The two main characters are not well developed, the author falls back on characteristics of Jekyll and Hyde from the Classic instead of making them into today teens. This would have been fine if the author had not relied so much on her readers having read the classic. Dr. Jekyll and Mr. Hyde is not a book that I read when I was a teen and I do not think that it is on many teen reading lists.

The Romance has no sizzle. Yes it is a “rocky” relationship and you wonder if they are really going to end up together but it is lacking that page turning element.

All of the murders take place before the book starts, so they are all memories/haunts. Which is fine but using the same formula over and over was unexciting. As for the “who done it” portion, it is very predictable. I guess all in all this book is totally predictable which made it boring.

When I started reading this book I was immediately hit with another parent who was totally incapable of taking care of herself. I am so tired of this trend in Young Adult novels. Being an adult with children I know that this is not a common occurrence and I guess I am getting tired of being portrayed as going to fall apart at the drop of a hat. Also, teens that take care of their parents, pay bills etc etc… without difficulty seems a bit unrealistic to me. Yes I know it happens but I would imagine it would put a load of stress on the teen decreasing their grades and relationships with others. These book (and others that I have read) seem to glorify this situation.

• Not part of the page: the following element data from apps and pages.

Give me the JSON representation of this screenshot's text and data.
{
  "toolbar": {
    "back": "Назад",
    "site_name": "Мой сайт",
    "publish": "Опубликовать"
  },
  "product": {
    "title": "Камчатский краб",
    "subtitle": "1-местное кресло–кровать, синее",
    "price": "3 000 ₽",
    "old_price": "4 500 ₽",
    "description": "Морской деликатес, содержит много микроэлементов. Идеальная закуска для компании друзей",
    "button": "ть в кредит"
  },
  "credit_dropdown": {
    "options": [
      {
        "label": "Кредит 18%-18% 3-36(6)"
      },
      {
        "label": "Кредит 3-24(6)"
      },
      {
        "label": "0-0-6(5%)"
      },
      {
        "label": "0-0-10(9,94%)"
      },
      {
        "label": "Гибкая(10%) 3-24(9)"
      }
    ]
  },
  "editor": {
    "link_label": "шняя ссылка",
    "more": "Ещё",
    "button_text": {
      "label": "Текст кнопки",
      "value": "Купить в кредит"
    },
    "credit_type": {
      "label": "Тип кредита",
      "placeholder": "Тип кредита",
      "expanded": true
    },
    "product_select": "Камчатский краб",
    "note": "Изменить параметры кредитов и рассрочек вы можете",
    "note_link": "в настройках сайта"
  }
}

1 comment:

Sandy..... said...

Thanks for sharing... I'll have to add this one to my "to be read" list.